The CNRP’s parliament seats and local posts will now be redistributed to other parties after the government amended laws last month to allow the reallocation.
That pushes Cambodia towards being a de facto one party state, with it highly unlikely opposition activists can now mount any significant challenge to the CPP next year.
The verdict is the culmination of a methodical smothering of dissent in Cambodia that began after the CNRP nearly unseated Hun Sen in the last national election in 2013, rattling the premier.
The crackdown accelerated dramatically in September when CNRP leader Kem Sokha was detained and charged with treason over the same accusations of plotting a revolution.
His arrest sent more than half of the party’s 55 lawmakers fleeing into exile out of fear.
Hun Sen, who ultimately defected from the Khmer Rouge and helped drive the regime from power, has a long history of undercutting his rivals through well-timed crackdowns and dubious court cases.
But observers say the current climate of repression is harsher and longer-lasting than previous clampdowns, with Hun Sen foregoing even the pretence of leading a free democracy.

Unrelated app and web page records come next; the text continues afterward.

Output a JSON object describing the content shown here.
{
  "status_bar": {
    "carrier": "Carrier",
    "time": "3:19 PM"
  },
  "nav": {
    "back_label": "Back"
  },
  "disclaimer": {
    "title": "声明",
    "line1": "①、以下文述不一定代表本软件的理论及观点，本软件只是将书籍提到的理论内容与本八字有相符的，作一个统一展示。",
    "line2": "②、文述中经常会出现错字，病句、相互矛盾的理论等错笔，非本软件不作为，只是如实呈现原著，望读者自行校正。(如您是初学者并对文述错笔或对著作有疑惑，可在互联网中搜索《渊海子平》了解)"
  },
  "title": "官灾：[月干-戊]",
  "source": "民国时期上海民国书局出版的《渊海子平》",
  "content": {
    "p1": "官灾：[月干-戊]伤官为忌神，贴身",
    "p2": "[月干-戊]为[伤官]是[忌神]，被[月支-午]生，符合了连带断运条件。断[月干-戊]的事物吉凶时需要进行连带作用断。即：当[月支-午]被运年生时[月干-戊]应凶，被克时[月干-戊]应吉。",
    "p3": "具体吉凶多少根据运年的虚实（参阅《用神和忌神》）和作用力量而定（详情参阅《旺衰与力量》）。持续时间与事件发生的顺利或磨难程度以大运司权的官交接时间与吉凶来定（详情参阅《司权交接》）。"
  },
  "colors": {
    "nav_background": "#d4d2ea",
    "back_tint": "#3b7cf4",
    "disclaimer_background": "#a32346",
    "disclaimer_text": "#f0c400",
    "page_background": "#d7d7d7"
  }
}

In addition to assaults against the CNRP, his government has in recent months shut down a series of outspoken NGOs and independent news outlets – including the respected Cambodia Daily.
Analysts say the premier has been emboldened by financial backing from Beijing, which has lavished the poor country with investment that has made it less dependent on aid from Western democracies.